Souza, A. S., Czoschke, S., & Lange, E. B. (2020). Gaze-based and attention-based rehearsal in spatial working memory (online first publication). Journal of Experimental Psychology: Learning, Memory, and Cognition. doi:10.1037/xlm0000771.


Cite as: http://hdl.handle.net/21.11116/0000-0005-A23E-F
Abstract
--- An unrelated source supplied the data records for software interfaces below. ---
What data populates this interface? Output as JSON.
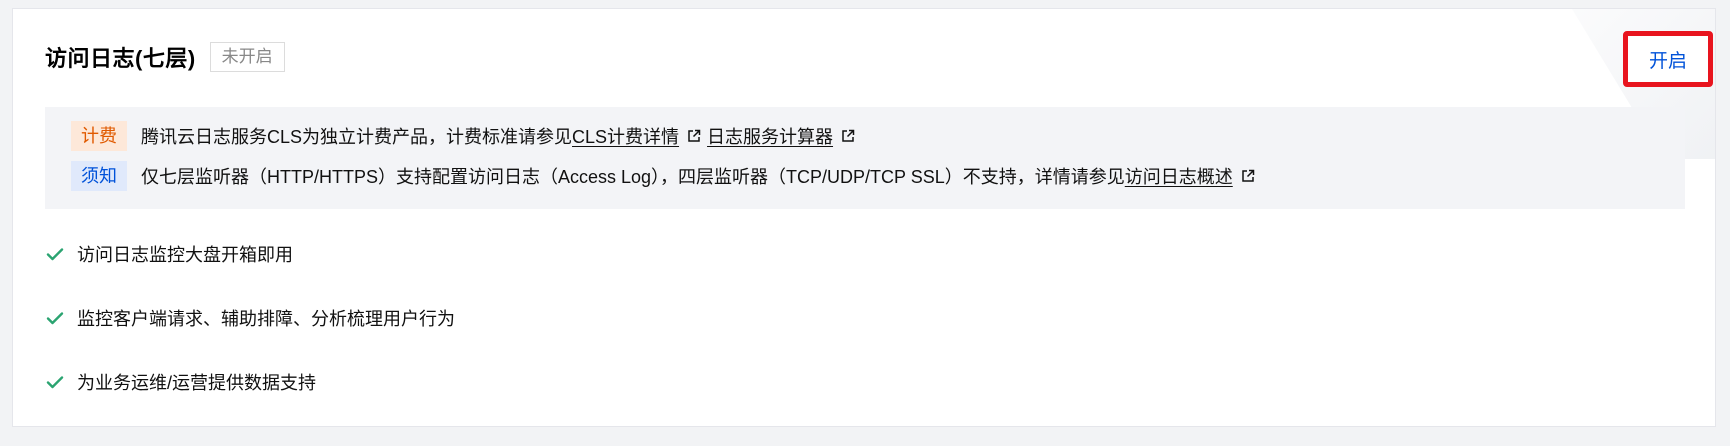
{
  "header": {
    "title": "访问日志(七层)",
    "status": "未开启",
    "enable_button": "开启"
  },
  "notice": {
    "fee": {
      "tag": "计费",
      "text": "腾讯云日志服务CLS为独立计费产品，计费标准请参见",
      "link1": "CLS计费详情",
      "link2": "日志服务计算器"
    },
    "must": {
      "tag": "须知",
      "text": "仅七层监听器（HTTP/HTTPS）支持配置访问日志（Access Log），四层监听器（TCP/UDP/TCP SSL）不支持，详情请参见",
      "link": "访问日志概述"
    }
  },
  "features": [
    "访问日志监控大盘开箱即用",
    "监控客户端请求、辅助排障、分析梳理用户行为",
    "为业务运维/运营提供数据支持"
  ],
  "colors": {
    "accent": "#0052d9",
    "highlight_border": "#e8141e",
    "check": "#2ba471",
    "fee_tag": "#e05a00"
  }
}
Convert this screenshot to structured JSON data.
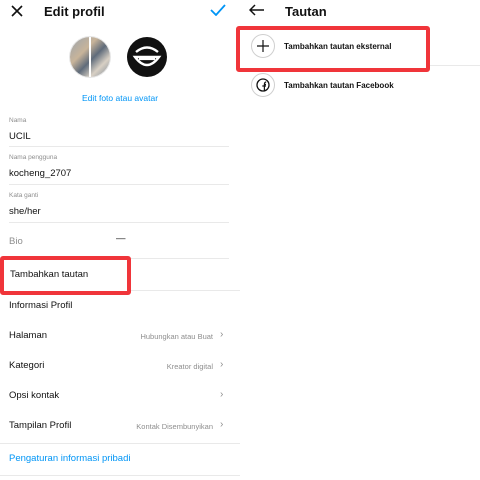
{
  "edit": {
    "title": "Edit profil",
    "change_photo": "Edit foto atau avatar",
    "fields": [
      {
        "label": "Nama",
        "value": "UCIL"
      },
      {
        "label": "Nama pengguna",
        "value": "kocheng_2707"
      },
      {
        "label": "Kata ganti",
        "value": "she/her"
      }
    ],
    "bio": {
      "label": "Bio",
      "value": "—"
    },
    "add_link": "Tambahkan tautan",
    "profile_info": "Informasi Profil",
    "rows": [
      {
        "label": "Halaman",
        "detail": "Hubungkan atau Buat"
      },
      {
        "label": "Kategori",
        "detail": "Kreator digital"
      },
      {
        "label": "Opsi kontak",
        "detail": ""
      },
      {
        "label": "Tampilan Profil",
        "detail": "Kontak Disembunyikan"
      }
    ],
    "personal_settings": "Pengaturan informasi pribadi"
  },
  "links": {
    "title": "Tautan",
    "items": [
      {
        "label": "Tambahkan tautan eksternal",
        "icon": "plus-icon"
      },
      {
        "label": "Tambahkan tautan Facebook",
        "icon": "facebook-icon"
      }
    ]
  },
  "colors": {
    "accent": "#0095f6",
    "highlight": "#f0353a"
  }
}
How do we maintain information about spatial configurations in mind? Many working memory (WM) models assume that rehearsal processes are used to counteract forgetting in WM. Here, we investigated the contributions of gaze-based and attention-based rehearsal for protecting spatial representations from time-based forgetting. Participants memorized 6 locations selected from a grid of 30 scattered dots. Memory was tested after 1.5 or 4.5 s, and this interval was either blank or the grid remained onscreen (which is assumed to provide rehearsal support). In 2 experiments, we monitored eye movements during the retention phase, or asked participants to fixate the screen center. In 3 subsequent experiments, we tested spatial WM under dual-task conditions inhibiting shifts of visuospatial attention or central attention to the memoranda. Memory was better and more resistant to time-based forgetting in the grid than blank condition. Recording of fixations showed more frequent and efficient gaze-based rehearsal in the presence of the grid. Fixations toward distractor locations occurred at a similar frequency in the blank and grid conditions, and it did not predict incorrect recalls. Inhibition of eye-movements or shifts of visuospatial attention impaired memory overall, but it did not change the grid benefit nor the rate of time-based forgetting. In contrast, distracting central attention increased time-based forgetting regardless of grid presence. These results indicate that (a) the grid benefit is only partially explained by rehearsal; (b) gaze-errors (i.e., distractor fixations) do not lead to more forgetting; and (c) the maintenance of spatial representations over time depends on central processing.